-- Goal of the exercise --
Every line in the records below with the string "remote" is to be copied out.
>>
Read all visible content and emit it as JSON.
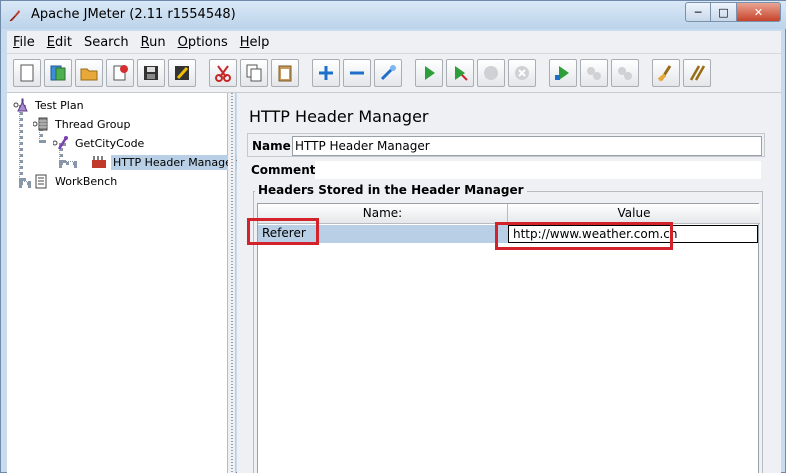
{
  "window": {
    "title": "Apache JMeter (2.11 r1554548)",
    "controls": {
      "minimize": "─",
      "maximize": "□",
      "close": "✕"
    }
  },
  "menubar": {
    "items": [
      {
        "mnemonic": "F",
        "rest": "ile"
      },
      {
        "mnemonic": "E",
        "rest": "dit"
      },
      {
        "mnemonic": "",
        "rest": "Search"
      },
      {
        "mnemonic": "R",
        "rest": "un"
      },
      {
        "mnemonic": "O",
        "rest": "ptions"
      },
      {
        "mnemonic": "H",
        "rest": "elp"
      }
    ]
  },
  "toolbar": {
    "buttons": [
      "new-icon",
      "templates-icon",
      "open-icon",
      "close-icon",
      "save-icon",
      "save-as-icon",
      "cut-icon",
      "copy-icon",
      "paste-icon",
      "expand-icon",
      "collapse-icon",
      "toggle-icon",
      "start-icon",
      "start-no-pause-icon",
      "stop-icon",
      "shutdown-icon",
      "remote-start-icon",
      "remote-stop-icon",
      "remote-shutdown-icon",
      "clear-icon",
      "clear-all-icon"
    ]
  },
  "tree": {
    "nodes": [
      {
        "label": "Test Plan"
      },
      {
        "label": "Thread Group"
      },
      {
        "label": "GetCityCode"
      },
      {
        "label": "HTTP Header Manager",
        "selected": true
      },
      {
        "label": "WorkBench"
      }
    ]
  },
  "panel": {
    "title": "HTTP Header Manager",
    "name_label": "Name:",
    "name_value": "HTTP Header Manager",
    "comments_label": "Comments:",
    "comments_value": "",
    "group_title": "Headers Stored in the Header Manager",
    "table": {
      "headers": {
        "name": "Name:",
        "value": "Value"
      },
      "rows": [
        {
          "name": "Referer",
          "value": "http://www.weather.com.cn"
        }
      ]
    }
  },
  "colors": {
    "highlight": "#d4222c",
    "selection": "#b8cfe5"
  }
}
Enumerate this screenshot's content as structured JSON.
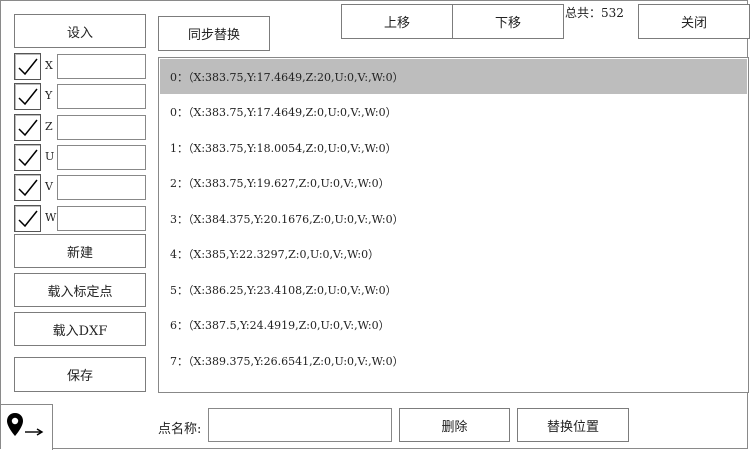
{
  "left_panel": {
    "set_in_label": "设入",
    "axes": [
      {
        "label": "X",
        "checked": true,
        "value": ""
      },
      {
        "label": "Y",
        "checked": true,
        "value": ""
      },
      {
        "label": "Z",
        "checked": true,
        "value": ""
      },
      {
        "label": "U",
        "checked": true,
        "value": ""
      },
      {
        "label": "V",
        "checked": true,
        "value": ""
      },
      {
        "label": "W",
        "checked": true,
        "value": ""
      }
    ],
    "new_label": "新建",
    "load_calib_label": "载入标定点",
    "load_dxf_label": "载入DXF",
    "save_label": "保存"
  },
  "toolbar": {
    "sync_replace_label": "同步替换",
    "move_up_label": "上移",
    "move_down_label": "下移",
    "total_text": "总共：532",
    "close_label": "关闭"
  },
  "points": [
    {
      "text": "0：（X:383.75,Y:17.4649,Z:20,U:0,V:,W:0）",
      "selected": true
    },
    {
      "text": "0：（X:383.75,Y:17.4649,Z:0,U:0,V:,W:0）",
      "selected": false
    },
    {
      "text": "1：（X:383.75,Y:18.0054,Z:0,U:0,V:,W:0）",
      "selected": false
    },
    {
      "text": "2：（X:383.75,Y:19.627,Z:0,U:0,V:,W:0）",
      "selected": false
    },
    {
      "text": "3：（X:384.375,Y:20.1676,Z:0,U:0,V:,W:0）",
      "selected": false
    },
    {
      "text": "4：（X:385,Y:22.3297,Z:0,U:0,V:,W:0）",
      "selected": false
    },
    {
      "text": "5：（X:386.25,Y:23.4108,Z:0,U:0,V:,W:0）",
      "selected": false
    },
    {
      "text": "6：（X:387.5,Y:24.4919,Z:0,U:0,V:,W:0）",
      "selected": false
    },
    {
      "text": "7：（X:389.375,Y:26.6541,Z:0,U:0,V:,W:0）",
      "selected": false
    }
  ],
  "bottom": {
    "point_name_label": "点名称:",
    "point_name_value": "",
    "delete_label": "删除",
    "replace_position_label": "替换位置",
    "locate_icon": "map-pin-arrow-icon"
  }
}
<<
-- Solved exercise --
      "remote-start-icon",
      "remote-stop-icon",
      "remote-shutdown-icon",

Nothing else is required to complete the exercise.